Unique in Central Europe: the Botanisches Museum offers visitors a journey into nature and science to discover the fascinating world of flora.
The permanent exhibition in the Botanical Museum is closed until 2023 due to renovation work.
Please note: The current opening and closing hours and special hygiene rules for the Covid-19 are available on this website.
The Botanisches Museum in Berlin-Dahlem teaches you exciting facts about the world of plants. Explore parts of the original collection of Alexander Wilhelm von Humboldt and vegetable grave goods of the Egyptian Pharaohs. Especially worth seeing is the glass laboratory with its miniature biospheres where the larger botanical context is graphically represented. The Museum complements the surrounding 43 hectares of botanical gardens.
Nature and history in the Botanical Museum
The very first botanical garden of Berlin is actually the fruit and kitchen garden of the City Palace. In the 17th century, a kitchen garden is created in the Schöneberg district, becoming part of the Friedrich-Wilhelms University. This has evolved into the Botanical Garden. In 1880, the Herbarium presents its first exhibition. At the beginning of the 20th century, the Berlin Botanical Garden is relocated to Dahlem. Its counterpart, the Botanical Museum, opens its doors to the inquisitive in 1905. It relies on the work of scholar Alexander von Humboldt, who has collected more than 60,000 plants on research trips. Post war reconstruction happens in the 1980s, and the incorporation of the free University House in 1996 leads to the building's present state. The Botanical Museum demonstrates the detailed construction of plants and history of flora. You can find out about the role crops play in the development of people. Highlights include Egyptian grave goods collected by Alexander Humboldt: flower garlands and flowers from the tombs of the Pharaohs Ramses II, Ahmoses and Amenhotep II and the Princess Nes-Chonsu. The collection is the largest of its kind outside Egypt. See enlargements of parts of plants and miniature models. Microscopic specimens become giant and an entire forest is compressed into a moving box. Discover how the climate affects the shape of plants, and delve into current research in the glass laboratory.
Highlights at the Botanical Museum
- large flower room filled with cabinets and light panels
- comprehensible models of plants and their habitats
- original Egyptian Pharaoh grave goods
- seed bank and herbarium

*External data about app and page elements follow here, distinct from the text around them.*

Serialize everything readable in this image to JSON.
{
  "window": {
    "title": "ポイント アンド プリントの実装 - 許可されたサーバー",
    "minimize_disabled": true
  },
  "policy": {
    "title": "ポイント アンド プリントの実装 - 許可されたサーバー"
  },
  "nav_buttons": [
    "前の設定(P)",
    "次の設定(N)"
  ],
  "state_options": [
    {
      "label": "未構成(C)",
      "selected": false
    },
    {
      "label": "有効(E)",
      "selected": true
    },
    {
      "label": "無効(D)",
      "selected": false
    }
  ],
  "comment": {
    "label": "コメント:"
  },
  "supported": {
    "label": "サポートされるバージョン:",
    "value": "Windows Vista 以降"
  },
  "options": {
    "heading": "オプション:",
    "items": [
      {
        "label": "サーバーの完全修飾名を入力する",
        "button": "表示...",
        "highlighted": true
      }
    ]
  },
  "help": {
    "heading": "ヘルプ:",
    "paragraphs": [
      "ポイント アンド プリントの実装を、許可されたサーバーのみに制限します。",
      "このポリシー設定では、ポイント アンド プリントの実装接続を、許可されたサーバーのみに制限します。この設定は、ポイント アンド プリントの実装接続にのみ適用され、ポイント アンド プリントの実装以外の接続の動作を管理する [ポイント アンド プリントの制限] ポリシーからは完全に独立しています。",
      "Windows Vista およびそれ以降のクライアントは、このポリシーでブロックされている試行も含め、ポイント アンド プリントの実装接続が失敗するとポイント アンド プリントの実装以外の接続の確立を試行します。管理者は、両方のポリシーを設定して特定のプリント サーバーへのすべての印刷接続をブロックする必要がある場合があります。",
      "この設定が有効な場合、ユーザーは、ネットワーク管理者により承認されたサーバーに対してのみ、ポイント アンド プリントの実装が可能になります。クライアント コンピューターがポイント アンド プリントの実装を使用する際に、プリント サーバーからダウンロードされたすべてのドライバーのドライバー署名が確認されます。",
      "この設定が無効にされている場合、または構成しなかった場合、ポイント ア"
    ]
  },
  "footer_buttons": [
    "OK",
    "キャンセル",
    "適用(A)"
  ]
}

- glass laboratory
Our tips for activities in the vicinity
In addition to the Botanical Museum, the Botanical Garden is very worth seeing. With innumerable plant species, it is the largest in all of Germany. Walk through the Arboretum and visit the magnificent greenhouses from the Imperial period. The Rittergut (Manor House) at Domäne Dahlem is agricultural land for over 800 years and has, since the 1970s, been host to the Agricultural History Museum. The Museum of European Cultures on Arnimallee presents a colourful collection of exhibits of everyday culture. Whether music, art or local cuisine - the collection offers unusual insights into the lives of the people of Europe. You can also visit the Schwartzsche Villa at Rathaus Steglitz and experience concerts, exhibitions or lectures. The Brücke-Museum displays over 400 expressionist works of art by painters such as Ernst Ludwig Kirchner, Emil Nolde and Karl Schmidt-Rottluff.
Your visit at the Botanischen Museum
You can reach the Botanical Museum via the stations Dahlem-Dorf, Rathaus Steglitz and Podbielskiallee. These are operated by U3 and U9 lines. Arrive promptly on the S1 at stops Rathaus Steglitz and Botanischer Garten. Directly in front of the Museum are the M48, X buses 83 and 101 bus stops. Groups of over 12 persons receive a discount. Children under 6 years old can enter free of charge, as can those with a Museum Pass. In summer, admission is half price. School classes also enjoy free admission.
|Monday to Sunday|
closed on 24th december